They look first at salary drawings plus net profits (before corporation tax). To work out mortgage affordability, they then use an income multiple of 4.49.
Clydesdale also offer great home loans to Company Directors. They assess affordability like Virgin Money. That is, they’ll utilise net profits (before corporation tax) plus salary.
Worth noting is that they ask for three years’ trading history, then use the last two years’ average. They also use earnings multiple of 5 × (net profits + salary) up to 85% LTV (15% deposit). This is a much higher and desirable ratio than with most High Street lenders.
Coventry will assess affordability based on net profits, too. But they’ll ONLY use profits after deducting corporation tax.
True, this isn’t as good as Virgin Money and Clydesdale. But they will use the latest years profits rather than an average. This method can prove advantageous for Limited Company Directors with rising profits.
Barclays Bank will also use net profits after corporation tax to work out affordability. But they’ll only do so if the director is a 100% shareholder in the Limited Company.
This is will surprise many as they usually prefer to use salary and dividend drawings. Their opening gambit is to ask for at least two years’ accounts to back-up such an application.
NatWest Bank’s self-employed lending criteria works in a similar way to Barclays’. Two years’ accounts is their prerequisite evidence.
And, yes: they’ll use post-corporation tax net profits to work out affordability. But only if the director is a 100% shareholder in the Limited Company.
Like Barclays, they often prefer to use salary and dividend drawings. So you will need to use a broker to point an adviser in the right direction.
Adverse self-employed lenders are those prejudiced towards company directors’ payment structure (but, not sole-traders). These lenders aren’t prepared to use retained profits in their affordability calculation.
Instead, they’ll only use salary and dividend drawings. This is in no way helpful for company directors who work in a tax efficient way. These include Nationwide and Santander.
Nationwide will only use salary and dividend drawings to assess company directors’ borrowing affordability. They won’t utilise net profits or retained profits withheld in a limited company.
Now, most company directors do retain profits this way. This makes Nationwide’s criteria detrimental to their efforts to buy a home. Their calculation calls for two years’ accounts and will utilise the average drawings.
Santander operates in a similar manner to Nationwide. They only use salary and dividend drawings to assess company directors borrowing affordability. Likewise, they’ll ask to see at least two years’ accounts and use the average drawings.

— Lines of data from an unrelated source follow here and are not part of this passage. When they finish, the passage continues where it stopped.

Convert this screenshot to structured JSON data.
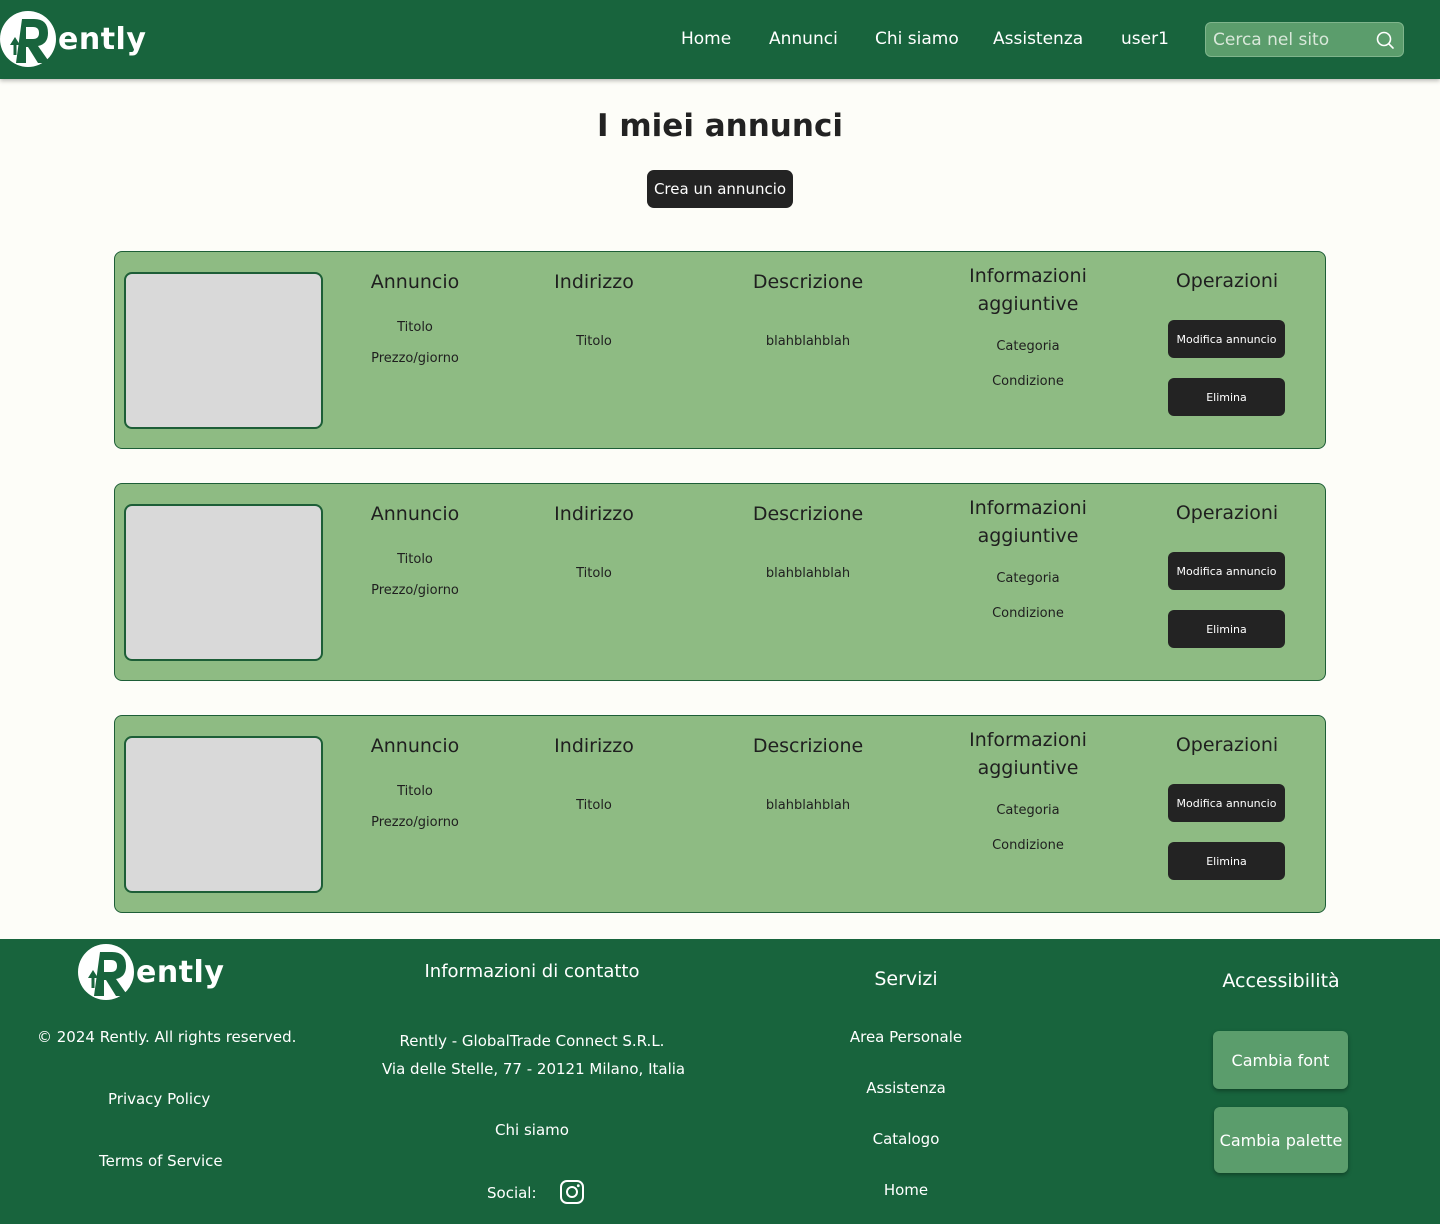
{
  "colors": {
    "header_bg": "#18643d",
    "card_bg": "#8ebb83",
    "button_dark": "#232323",
    "footer_btn": "#5b9d6c"
  },
  "header": {
    "logo_text": "ently",
    "nav": [
      "Home",
      "Annunci",
      "Chi siamo",
      "Assistenza",
      "user1"
    ],
    "search_placeholder": "Cerca nel sito",
    "search_icon": "search-icon"
  },
  "main": {
    "title": "I miei annunci",
    "create_button": "Crea un annuncio",
    "listings": [
      {
        "annuncio": {
          "head": "Annuncio",
          "titolo": "Titolo",
          "prezzo": "Prezzo/giorno"
        },
        "indirizzo": {
          "head": "Indirizzo",
          "value": "Titolo"
        },
        "descrizione": {
          "head": "Descrizione",
          "value": "blahblahblah"
        },
        "info": {
          "head_line1": "Informazioni",
          "head_line2": "aggiuntive",
          "categoria": "Categoria",
          "condizione": "Condizione"
        },
        "operazioni": {
          "head": "Operazioni",
          "modifica": "Modifica annuncio",
          "elimina": "Elimina"
        }
      },
      {
        "annuncio": {
          "head": "Annuncio",
          "titolo": "Titolo",
          "prezzo": "Prezzo/giorno"
        },
        "indirizzo": {
          "head": "Indirizzo",
          "value": "Titolo"
        },
        "descrizione": {
          "head": "Descrizione",
          "value": "blahblahblah"
        },
        "info": {
          "head_line1": "Informazioni",
          "head_line2": "aggiuntive",
          "categoria": "Categoria",
          "condizione": "Condizione"
        },
        "operazioni": {
          "head": "Operazioni",
          "modifica": "Modifica annuncio",
          "elimina": "Elimina"
        }
      },
      {
        "annuncio": {
          "head": "Annuncio",
          "titolo": "Titolo",
          "prezzo": "Prezzo/giorno"
        },
        "indirizzo": {
          "head": "Indirizzo",
          "value": "Titolo"
        },
        "descrizione": {
          "head": "Descrizione",
          "value": "blahblahblah"
        },
        "info": {
          "head_line1": "Informazioni",
          "head_line2": "aggiuntive",
          "categoria": "Categoria",
          "condizione": "Condizione"
        },
        "operazioni": {
          "head": "Operazioni",
          "modifica": "Modifica annuncio",
          "elimina": "Elimina"
        }
      }
    ]
  },
  "footer": {
    "logo_text": "ently",
    "copyright": "© 2024 Rently. All rights reserved.",
    "privacy": "Privacy Policy",
    "terms": "Terms of Service",
    "contact": {
      "title": "Informazioni di contatto",
      "company": "Rently - GlobalTrade Connect S.R.L.",
      "address": "Via delle Stelle, 77 - 20121 Milano, Italia",
      "about": "Chi siamo",
      "social_label": "Social:",
      "social_icon": "instagram-icon"
    },
    "services": {
      "title": "Servizi",
      "items": [
        "Area Personale",
        "Assistenza",
        "Catalogo",
        "Home"
      ]
    },
    "accessibility": {
      "title": "Accessibilità",
      "font_button": "Cambia font",
      "palette_button": "Cambia palette"
    }
  }
}
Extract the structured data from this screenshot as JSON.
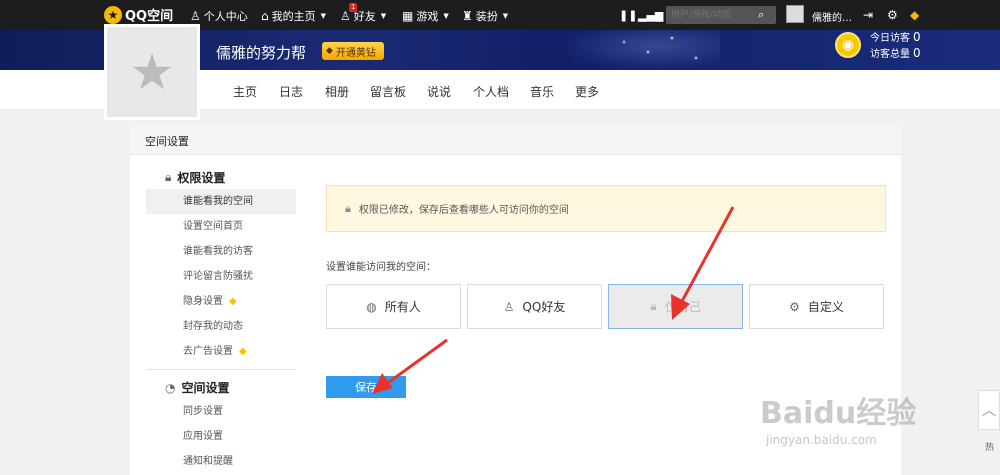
{
  "topbar": {
    "logo": "QQ空间",
    "personal_center": "个人中心",
    "my_home": "我的主页",
    "friends": "好友",
    "friends_badge": "1",
    "games": "游戏",
    "decorate": "装扮",
    "search_placeholder": "用户/游戏/动态",
    "username": "儒雅的…"
  },
  "banner": {
    "site_name": "儒雅的努力帮",
    "vip_button": "开通黄钻",
    "today_visitors_label": "今日访客",
    "today_visitors": "0",
    "total_visitors_label": "访客总量",
    "total_visitors": "0"
  },
  "nav": {
    "tabs": [
      "主页",
      "日志",
      "相册",
      "留言板",
      "说说",
      "个人档",
      "音乐",
      "更多"
    ]
  },
  "panel": {
    "title": "空间设置",
    "groups": [
      {
        "title": "权限设置",
        "items": [
          "谁能看我的空间",
          "设置空间首页",
          "谁能看我的访客",
          "评论留言防骚扰",
          "隐身设置",
          "封存我的动态",
          "去广告设置"
        ]
      },
      {
        "title": "空间设置",
        "items": [
          "同步设置",
          "应用设置",
          "通知和提醒"
        ]
      }
    ],
    "notice": "权限已修改，保存后查看哪些人可访问你的空间",
    "prompt": "设置谁能访问我的空间：",
    "options": [
      "所有人",
      "QQ好友",
      "仅自己",
      "自定义"
    ],
    "selected_option": "仅自己",
    "save": "保存"
  },
  "watermark": {
    "brand": "Baidu经验",
    "url": "jingyan.baidu.com"
  },
  "float": {
    "hot": "热"
  },
  "colors": {
    "topbar": "#1d1d1f",
    "save_button": "#2f9bec",
    "vip_gold": "#f5a700",
    "arrow": "#e8332d"
  }
}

Unsure of which self-employment status is best for getting a mortgage?
Like many before you, you think that you need to change the way you work to get a mortgage. In truth, it shouldn’t matter. We can help the vast majority of independent professionals get a mortgage.
That said, we have produced a guide to help you see what lenders see. Our comprehensive guide, Mortgages for Self-Employed Workers, will put your mind at rest.
John Yerou is a pioneer of contractor mortgages and owner and founder of Freelancer Financials, Contractor Mortgages®, C&F Mortgages and Self Employed Mortgages, trading styles and brands of the award-winning Mortgage Quest Ltd.